statement is one of the times that we call f() and that f() happens to
need "value."

Recording this information about "when" is control flow. I think we just
want to record possible types and feed that into the type-checker. With
the presence of "del" in the above code, maybe we can record "or
Undefined", but that isn't really going to do what we'd like.

> > The type inferencing that I believe we can/should be using is based on
> > some basic data flow, without regard to definitively determining whether a
> > particular branch is reached or not. If a possibility exists, then the
> > possible types are unioned in. If type-safety is defined as "no
> > NameErrors", then we have a problem, as control flow is required.
> I don't see the problem.  I claim that the examples you give are
> accidents waiting to happen, so it's only helpful if the type checker
> complains about them!

I agree, and it would be nice to have a warning. I don't think it is
possible (given the scope of analysis that I'm thinking of). You would
need a LOT more analysis to determine "undefined." And it would probably
have to be global (cross-module).

> > Note that I believe the following can be handled:
> > 
> > value = 1
> > def typesafe f()
> >   func_taking_int(value)
> > 
> > value = "foo"
> > f()
> > 
> > In this case, the global variable "value" has a typedecl of: Int or
> > String.

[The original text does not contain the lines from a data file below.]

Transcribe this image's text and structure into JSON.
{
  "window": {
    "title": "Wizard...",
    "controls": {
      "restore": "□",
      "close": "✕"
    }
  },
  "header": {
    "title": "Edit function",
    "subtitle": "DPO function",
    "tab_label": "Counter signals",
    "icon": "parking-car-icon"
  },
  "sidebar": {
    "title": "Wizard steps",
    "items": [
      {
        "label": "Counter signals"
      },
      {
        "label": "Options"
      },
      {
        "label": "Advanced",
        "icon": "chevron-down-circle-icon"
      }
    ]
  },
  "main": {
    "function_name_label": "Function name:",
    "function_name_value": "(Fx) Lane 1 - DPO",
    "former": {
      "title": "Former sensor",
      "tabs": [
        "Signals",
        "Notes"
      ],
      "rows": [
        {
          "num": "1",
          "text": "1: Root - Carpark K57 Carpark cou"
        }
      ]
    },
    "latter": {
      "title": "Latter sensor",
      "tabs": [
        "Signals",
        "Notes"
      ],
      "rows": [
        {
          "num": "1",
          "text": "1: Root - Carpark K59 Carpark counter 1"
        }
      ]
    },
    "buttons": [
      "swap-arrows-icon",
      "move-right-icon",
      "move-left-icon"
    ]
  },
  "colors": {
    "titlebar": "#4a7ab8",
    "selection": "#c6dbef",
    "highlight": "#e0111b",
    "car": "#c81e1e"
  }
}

This would fail the func_taking_int() function call.
> Yes.  In my view, "possibly undefined" is no different than "int or
> string".

Agreed. See above.

> > Back to the other point: I do believe that you should not use a name in a
> > type-declarator if it isn't defined.
> I like the idea better (I think proposed by Tim Peters) that the names
> used for type declarations live in a separate compile time namespace
> where different rules apply.  (Even though there are obvious
> correspondences, e.g. the names of defined or imported classes should
> probably be available both at compile time and at run time.)

I think we're going to want those names at runtime, which means they
should be defined at the time of their usage.

If we have a separate namespace, then I think the output of the compiler
will need a bit more magic because it would need to build that namespace
right at the beginning, for use by the code later on.  i.e. some prologue
which sets up the typedecl namespace.  That just doesn't strike me as a
good thing.


Greg Stein, http://www.lyra.org/